CSM’s Choice: BB King’s Blues All Around Me: the Autobiography

Charles Shaar Murray reviews
BLUES ALL AROUND ME: THE AUTOBIOGRAPHY

BB King with David Ritz
Hodder & Stoughton, 1994

Somehow, this extraordinary memoir slipped through my net on original publication, back when BB was a mere 70 years old. Indeed, when I found it on Charity Shop Row (or a single solitary squid!), I almost passed it by under the impression that I already had it. (Yep, I AM slow on the uptake sometimes: I won’t embarrass myself by revealing how long it took me to figure out why Bill Haley’s band were called The Comets.)

BB King was second only to Louis Armstrong for the ability to combine the roles of Beloved Entertainer and game-changing, globally influential virtuoso: of the ’60s-and-after Rock Guys, only Paul McCartney really came close. Since this book was published, much of his back-story was eloquently depicted in the recent biodoc Life Of Riley, but here on the page — coaxed from him via the alchemy of confidant/confessor David Ritz — the Big B’s narrative takes you further behind that genial, self-deprecating façade than most could possibly have predicted. Until this book was written, B very rarely spoke about the pain in his life: he channelled it via his voice and his guitar. Then he’d smile and thank the ladies and gentlemen.

So here it is: an upbringing (or shall we say ‘non-upbringing’? ‘Semi-upbringing’?) gruelling even by the standards of those born black and poor in the rural Mississippi Delta during the 1920s. The struggle to acquire and master his chosen craft and then turn it first into a means of making a living, and then into a career. No drugging and not that much drinking, but a near-lifelong battle with sex addiction and a massive gambling habit. A cosy-schmoozy showbiz autobiog this most certainly isn’t, but neither does it drip with self-pity or lapse into therapese. Even at his most scarifyingly self-revelatory, B retains both his dignity and his charm.

If, gentle reader, BB King’s work has any significance for you, then try and be smarter than yr correspondent.

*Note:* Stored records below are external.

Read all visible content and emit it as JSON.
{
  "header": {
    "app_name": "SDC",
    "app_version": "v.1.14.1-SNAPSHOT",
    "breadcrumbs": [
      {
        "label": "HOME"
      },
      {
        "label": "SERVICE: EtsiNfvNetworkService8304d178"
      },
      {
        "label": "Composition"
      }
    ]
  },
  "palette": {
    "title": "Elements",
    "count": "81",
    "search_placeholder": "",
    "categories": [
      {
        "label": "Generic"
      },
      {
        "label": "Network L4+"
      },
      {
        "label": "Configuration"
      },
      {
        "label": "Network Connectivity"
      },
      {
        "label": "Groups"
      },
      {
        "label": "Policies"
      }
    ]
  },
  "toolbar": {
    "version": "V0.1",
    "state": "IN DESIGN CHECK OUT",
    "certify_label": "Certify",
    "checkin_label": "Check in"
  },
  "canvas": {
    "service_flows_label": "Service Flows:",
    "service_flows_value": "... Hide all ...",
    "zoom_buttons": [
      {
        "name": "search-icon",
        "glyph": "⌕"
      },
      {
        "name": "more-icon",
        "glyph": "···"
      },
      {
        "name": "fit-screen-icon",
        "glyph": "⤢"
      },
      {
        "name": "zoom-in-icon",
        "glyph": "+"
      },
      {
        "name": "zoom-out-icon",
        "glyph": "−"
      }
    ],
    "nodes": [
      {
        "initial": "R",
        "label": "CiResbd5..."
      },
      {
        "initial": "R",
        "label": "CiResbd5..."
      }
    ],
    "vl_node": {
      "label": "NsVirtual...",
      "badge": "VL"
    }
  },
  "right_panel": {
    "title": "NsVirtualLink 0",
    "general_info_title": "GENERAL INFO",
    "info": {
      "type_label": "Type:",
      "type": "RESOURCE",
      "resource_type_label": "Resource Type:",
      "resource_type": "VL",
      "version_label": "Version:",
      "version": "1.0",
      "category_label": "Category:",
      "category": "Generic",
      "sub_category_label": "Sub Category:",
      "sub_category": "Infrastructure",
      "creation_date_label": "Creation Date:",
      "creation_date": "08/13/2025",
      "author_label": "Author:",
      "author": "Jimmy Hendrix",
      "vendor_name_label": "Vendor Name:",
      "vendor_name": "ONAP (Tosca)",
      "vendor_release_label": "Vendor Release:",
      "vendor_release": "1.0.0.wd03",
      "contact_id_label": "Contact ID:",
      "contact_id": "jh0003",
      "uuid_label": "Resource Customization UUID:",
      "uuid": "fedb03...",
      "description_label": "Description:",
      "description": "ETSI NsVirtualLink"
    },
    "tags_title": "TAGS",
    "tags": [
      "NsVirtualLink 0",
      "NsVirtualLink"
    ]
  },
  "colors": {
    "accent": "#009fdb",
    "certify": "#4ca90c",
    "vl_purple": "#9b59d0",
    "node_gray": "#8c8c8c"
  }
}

In another words, don’t leave it 18 years before you read it.


5/5